With the threat of the 6th major mass extinction of plant biodiversity looming large, Philip along with his wife Susan have no intention of slowing down.

“We can despair about this, we can regard it as inevitable, or we can say: Let’s do something, let’s save what we can while we can.”

– Philp Gosling

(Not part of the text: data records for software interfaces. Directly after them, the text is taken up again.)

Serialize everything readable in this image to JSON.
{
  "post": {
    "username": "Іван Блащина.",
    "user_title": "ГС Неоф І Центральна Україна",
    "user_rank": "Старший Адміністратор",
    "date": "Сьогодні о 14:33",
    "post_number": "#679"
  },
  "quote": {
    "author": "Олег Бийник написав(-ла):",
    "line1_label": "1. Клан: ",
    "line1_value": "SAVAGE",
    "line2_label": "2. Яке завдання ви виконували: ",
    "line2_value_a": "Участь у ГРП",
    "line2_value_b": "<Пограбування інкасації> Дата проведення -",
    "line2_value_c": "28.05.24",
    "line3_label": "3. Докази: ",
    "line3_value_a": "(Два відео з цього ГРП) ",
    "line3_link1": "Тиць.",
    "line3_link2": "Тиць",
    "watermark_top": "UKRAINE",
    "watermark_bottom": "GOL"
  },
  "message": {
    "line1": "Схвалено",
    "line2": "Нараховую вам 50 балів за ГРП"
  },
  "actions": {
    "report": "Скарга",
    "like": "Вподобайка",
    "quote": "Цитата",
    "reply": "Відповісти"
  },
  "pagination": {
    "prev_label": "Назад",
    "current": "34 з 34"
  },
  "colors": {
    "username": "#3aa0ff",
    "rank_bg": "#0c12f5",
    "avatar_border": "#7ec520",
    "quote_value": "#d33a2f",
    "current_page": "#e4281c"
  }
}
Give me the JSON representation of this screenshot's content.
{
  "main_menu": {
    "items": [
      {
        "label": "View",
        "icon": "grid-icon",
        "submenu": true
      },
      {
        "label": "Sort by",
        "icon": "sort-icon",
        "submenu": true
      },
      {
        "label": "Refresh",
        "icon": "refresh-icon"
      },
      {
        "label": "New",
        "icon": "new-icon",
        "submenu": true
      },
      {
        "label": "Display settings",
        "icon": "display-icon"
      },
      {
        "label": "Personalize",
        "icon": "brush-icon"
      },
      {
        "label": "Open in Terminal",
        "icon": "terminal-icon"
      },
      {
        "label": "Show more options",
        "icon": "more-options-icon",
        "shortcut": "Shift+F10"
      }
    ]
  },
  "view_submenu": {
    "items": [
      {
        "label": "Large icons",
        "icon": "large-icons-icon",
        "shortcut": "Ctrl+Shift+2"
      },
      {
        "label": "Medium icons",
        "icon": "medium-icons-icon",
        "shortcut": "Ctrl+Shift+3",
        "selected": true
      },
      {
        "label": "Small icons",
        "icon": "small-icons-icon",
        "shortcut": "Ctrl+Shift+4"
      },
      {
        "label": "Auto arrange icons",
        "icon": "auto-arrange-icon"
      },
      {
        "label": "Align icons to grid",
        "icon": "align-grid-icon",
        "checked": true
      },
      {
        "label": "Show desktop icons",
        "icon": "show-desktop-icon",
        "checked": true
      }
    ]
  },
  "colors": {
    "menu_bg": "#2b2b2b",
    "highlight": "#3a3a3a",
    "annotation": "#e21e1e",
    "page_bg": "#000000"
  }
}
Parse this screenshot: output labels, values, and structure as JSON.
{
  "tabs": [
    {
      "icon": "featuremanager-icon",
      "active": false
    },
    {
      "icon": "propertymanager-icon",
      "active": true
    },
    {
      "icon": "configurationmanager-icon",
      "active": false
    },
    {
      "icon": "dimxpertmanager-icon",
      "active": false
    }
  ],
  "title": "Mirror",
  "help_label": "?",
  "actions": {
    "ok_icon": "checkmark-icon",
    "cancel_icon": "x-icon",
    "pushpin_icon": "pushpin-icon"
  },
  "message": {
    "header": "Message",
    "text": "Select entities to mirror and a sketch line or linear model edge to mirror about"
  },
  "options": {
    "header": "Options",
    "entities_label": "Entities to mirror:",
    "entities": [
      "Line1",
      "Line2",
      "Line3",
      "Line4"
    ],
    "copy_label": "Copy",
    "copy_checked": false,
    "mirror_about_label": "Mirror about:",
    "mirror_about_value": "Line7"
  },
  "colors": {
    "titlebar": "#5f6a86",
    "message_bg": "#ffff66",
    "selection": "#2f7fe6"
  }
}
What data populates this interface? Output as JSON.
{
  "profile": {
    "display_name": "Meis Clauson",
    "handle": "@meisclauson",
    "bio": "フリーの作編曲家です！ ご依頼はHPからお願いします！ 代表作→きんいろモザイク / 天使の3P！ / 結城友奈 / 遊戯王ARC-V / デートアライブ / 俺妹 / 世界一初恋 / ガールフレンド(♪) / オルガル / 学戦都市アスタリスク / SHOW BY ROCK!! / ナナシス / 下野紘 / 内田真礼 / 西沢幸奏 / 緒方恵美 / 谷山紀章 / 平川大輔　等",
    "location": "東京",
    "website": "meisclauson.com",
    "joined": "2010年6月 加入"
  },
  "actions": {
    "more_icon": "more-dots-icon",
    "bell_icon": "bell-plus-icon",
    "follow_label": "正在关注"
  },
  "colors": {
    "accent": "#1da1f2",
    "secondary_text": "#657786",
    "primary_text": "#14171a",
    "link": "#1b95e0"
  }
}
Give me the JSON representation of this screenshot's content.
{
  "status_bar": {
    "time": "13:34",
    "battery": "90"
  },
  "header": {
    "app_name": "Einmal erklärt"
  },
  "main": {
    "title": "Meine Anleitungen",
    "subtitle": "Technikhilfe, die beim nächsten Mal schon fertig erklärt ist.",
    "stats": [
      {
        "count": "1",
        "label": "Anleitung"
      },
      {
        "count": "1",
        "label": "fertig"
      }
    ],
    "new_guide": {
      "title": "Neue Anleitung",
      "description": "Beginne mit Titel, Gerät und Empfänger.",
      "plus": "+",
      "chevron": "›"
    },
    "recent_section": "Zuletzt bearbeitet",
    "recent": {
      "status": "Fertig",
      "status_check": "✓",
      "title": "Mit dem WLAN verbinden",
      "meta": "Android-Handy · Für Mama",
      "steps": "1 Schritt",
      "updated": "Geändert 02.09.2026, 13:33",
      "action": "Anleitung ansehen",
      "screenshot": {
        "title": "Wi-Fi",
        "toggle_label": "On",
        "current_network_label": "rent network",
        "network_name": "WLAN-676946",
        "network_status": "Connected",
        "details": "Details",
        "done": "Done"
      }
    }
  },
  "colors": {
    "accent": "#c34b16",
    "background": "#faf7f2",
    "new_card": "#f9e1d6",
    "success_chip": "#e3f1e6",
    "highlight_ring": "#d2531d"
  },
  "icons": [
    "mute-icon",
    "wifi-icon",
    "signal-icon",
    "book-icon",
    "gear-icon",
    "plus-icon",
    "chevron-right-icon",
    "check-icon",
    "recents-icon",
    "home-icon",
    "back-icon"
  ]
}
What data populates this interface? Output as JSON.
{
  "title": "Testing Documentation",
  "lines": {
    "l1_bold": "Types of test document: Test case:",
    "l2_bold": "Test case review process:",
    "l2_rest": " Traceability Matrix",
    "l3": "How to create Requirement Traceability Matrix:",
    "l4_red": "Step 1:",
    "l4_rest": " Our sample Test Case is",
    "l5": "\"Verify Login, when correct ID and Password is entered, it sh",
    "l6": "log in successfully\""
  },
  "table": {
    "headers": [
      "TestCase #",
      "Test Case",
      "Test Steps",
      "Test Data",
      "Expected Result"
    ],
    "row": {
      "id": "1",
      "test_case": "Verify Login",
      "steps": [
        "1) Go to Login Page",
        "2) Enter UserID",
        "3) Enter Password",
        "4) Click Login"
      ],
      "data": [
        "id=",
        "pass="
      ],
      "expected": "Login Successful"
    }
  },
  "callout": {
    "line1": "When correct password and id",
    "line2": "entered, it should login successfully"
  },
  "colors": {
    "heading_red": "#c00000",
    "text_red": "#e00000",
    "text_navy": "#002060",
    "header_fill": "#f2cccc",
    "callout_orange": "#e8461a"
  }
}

Today the institute is growing rapidly, with Philip and Susan Gosling showing more enthusiasm and dedication each day. Through their support, GRIPP has expanded its conservation facilities to include a cryobank which is capable of preserving all of Canada’s biodiversity in one place. GRIPP is also in the process of developing many interesting collaborative projects with researchers and organizations throughout Canada and the rest of the world including many botanical gardens including the Royal Botanic Gardens (KEW). As per the American Elm and the deadly DED, significant progress has been made in unravelling the mechanism of resistance and susceptibility in elm trees. More importantly, this research on elms may help save other forest species that are being decimated by fungal diseases.

Still the story about American Elm and the Oriole serves as a much bigger reminder about what is about to come, if we don’t try to save what we can, while we can. The need to preserve our environment has been emphasized in the media by activists, scientists, and world leaders. However, many of these suggested plans are either adopted at a much slower rate, while many do not even proceed at all due to lack of resources or public support. Without efforts being made by individuals such as Philip and Susan Gosling, future generations would not be able to enjoy the beauty, joy and tranquility that nature has to offer.

GRIPP Opeining - Susan and Philip Gosling - Our Story